- [About this task] Complete, exact copies of all entries are needed.

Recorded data
*** Begin section ***
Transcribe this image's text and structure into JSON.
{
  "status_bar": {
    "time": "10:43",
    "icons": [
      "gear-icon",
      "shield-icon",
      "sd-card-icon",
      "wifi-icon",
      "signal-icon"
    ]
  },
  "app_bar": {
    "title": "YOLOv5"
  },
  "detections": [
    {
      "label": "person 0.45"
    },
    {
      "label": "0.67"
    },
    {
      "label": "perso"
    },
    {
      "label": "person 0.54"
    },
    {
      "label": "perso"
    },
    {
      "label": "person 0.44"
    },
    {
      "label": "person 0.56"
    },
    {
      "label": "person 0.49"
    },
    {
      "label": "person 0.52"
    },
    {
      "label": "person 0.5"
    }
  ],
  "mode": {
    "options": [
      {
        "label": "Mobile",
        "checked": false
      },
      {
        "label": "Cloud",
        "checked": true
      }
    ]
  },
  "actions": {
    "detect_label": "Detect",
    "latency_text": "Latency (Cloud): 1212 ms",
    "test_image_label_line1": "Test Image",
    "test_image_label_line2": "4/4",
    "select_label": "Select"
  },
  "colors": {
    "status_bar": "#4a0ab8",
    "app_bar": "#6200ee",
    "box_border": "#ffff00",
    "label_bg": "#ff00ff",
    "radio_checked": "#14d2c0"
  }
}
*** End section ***
- [Answer box]
Transcribe this image's text and structure into JSON.
{
  "status_bar": {
    "time": "10:43",
    "icons": [
      "gear-icon",
      "shield-icon",
      "sd-card-icon",
      "wifi-icon",
      "signal-icon"
    ]
  },
  "app_bar": {
    "title": "YOLOv5"
  },
  "detections": [
    {
      "label": "person 0.45"
    },
    {
      "label": "0.67"
    },
    {
      "label": "perso"
    },
    {
      "label": "person 0.54"
    },
    {
      "label": "perso"
    },
    {
      "label": "person 0.44"
    },
    {
      "label": "person 0.56"
    },
    {
      "label": "person 0.49"
    },
    {
      "label": "person 0.52"
    },
    {
      "label": "person 0.5"
    }
  ],
  "mode": {
    "options": [
      {
        "label": "Mobile",
        "checked": false
      },
      {
        "label": "Cloud",
        "checked": true
      }
    ]
  },
  "actions": {
    "detect_label": "Detect",
    "latency_text": "Latency (Cloud): 1212 ms",
    "test_image_label_line1": "Test Image",
    "test_image_label_line2": "4/4",
    "select_label": "Select"
  },
  "colors": {
    "status_bar": "#4a0ab8",
    "app_bar": "#6200ee",
    "box_border": "#ffff00",
    "label_bg": "#ff00ff",
    "radio_checked": "#14d2c0"
  }
}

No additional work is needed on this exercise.